» **Activity**: Look through the records, and whenever a line includes the word "reward", copy it.

» **Given data**:
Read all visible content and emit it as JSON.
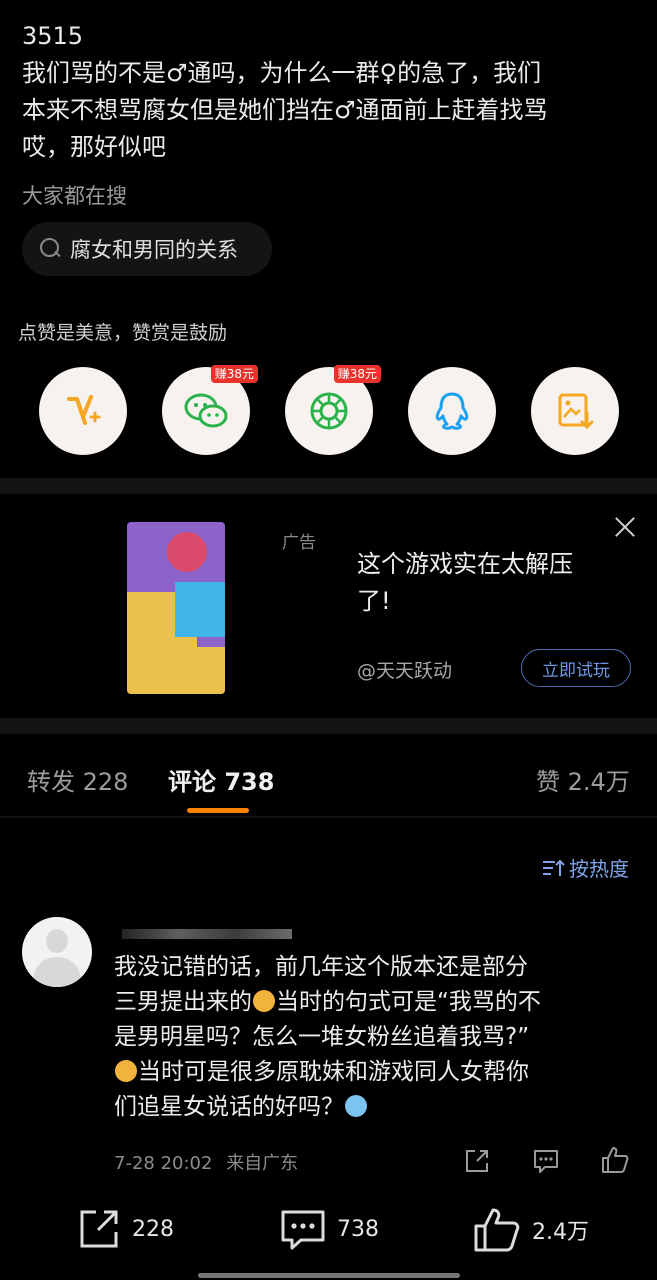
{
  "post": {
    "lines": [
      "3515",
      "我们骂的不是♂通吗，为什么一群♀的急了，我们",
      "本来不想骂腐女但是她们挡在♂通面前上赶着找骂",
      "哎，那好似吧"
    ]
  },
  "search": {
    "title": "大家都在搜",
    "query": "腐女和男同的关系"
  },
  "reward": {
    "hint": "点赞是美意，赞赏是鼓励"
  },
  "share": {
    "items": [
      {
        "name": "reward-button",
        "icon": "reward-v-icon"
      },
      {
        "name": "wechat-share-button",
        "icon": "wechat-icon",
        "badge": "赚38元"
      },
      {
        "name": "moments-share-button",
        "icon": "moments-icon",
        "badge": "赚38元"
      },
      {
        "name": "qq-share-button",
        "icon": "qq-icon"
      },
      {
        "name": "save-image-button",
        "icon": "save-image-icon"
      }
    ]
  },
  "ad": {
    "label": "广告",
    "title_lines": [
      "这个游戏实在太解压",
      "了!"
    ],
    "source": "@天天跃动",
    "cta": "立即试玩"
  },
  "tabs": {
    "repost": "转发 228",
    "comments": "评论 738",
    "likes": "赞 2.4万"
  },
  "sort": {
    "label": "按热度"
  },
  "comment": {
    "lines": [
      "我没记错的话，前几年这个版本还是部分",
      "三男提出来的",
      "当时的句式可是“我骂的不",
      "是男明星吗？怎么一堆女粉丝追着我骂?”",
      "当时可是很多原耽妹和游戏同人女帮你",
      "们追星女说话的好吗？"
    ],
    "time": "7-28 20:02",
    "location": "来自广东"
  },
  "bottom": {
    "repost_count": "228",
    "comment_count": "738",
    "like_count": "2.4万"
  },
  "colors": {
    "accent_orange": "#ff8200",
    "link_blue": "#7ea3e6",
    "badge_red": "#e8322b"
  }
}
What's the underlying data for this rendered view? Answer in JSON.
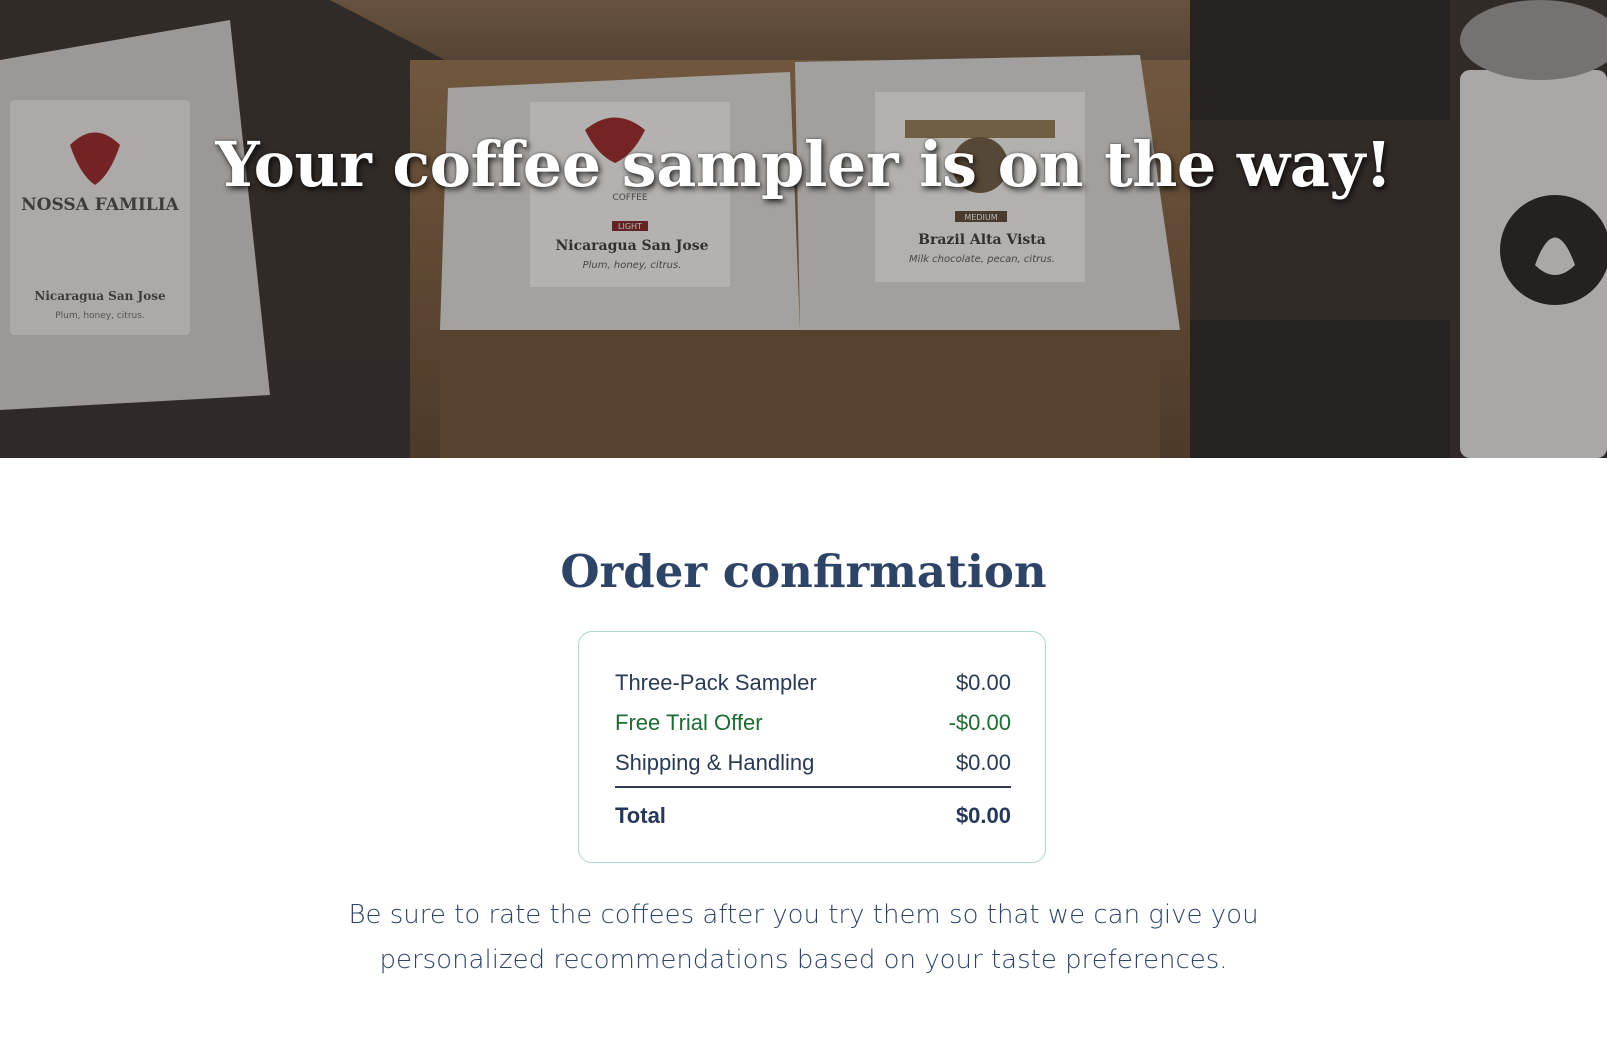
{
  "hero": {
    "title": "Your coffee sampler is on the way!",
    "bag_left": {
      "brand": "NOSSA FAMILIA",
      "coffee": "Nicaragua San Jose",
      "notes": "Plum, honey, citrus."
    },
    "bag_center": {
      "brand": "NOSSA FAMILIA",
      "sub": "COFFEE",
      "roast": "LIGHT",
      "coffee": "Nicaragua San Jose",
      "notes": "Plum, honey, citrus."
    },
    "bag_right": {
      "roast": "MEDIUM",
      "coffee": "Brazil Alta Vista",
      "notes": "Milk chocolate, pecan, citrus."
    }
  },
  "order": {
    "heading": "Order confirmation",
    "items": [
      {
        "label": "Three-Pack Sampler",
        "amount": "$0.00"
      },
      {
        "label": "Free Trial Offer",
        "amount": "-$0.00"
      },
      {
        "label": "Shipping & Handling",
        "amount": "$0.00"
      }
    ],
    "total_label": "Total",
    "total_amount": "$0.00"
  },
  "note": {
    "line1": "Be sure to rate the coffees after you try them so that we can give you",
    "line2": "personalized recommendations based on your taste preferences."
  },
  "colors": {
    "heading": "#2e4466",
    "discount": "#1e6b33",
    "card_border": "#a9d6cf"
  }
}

» **Solution**:
  "reward": {
        "name": "reward-button",
        "icon": "reward-v-icon"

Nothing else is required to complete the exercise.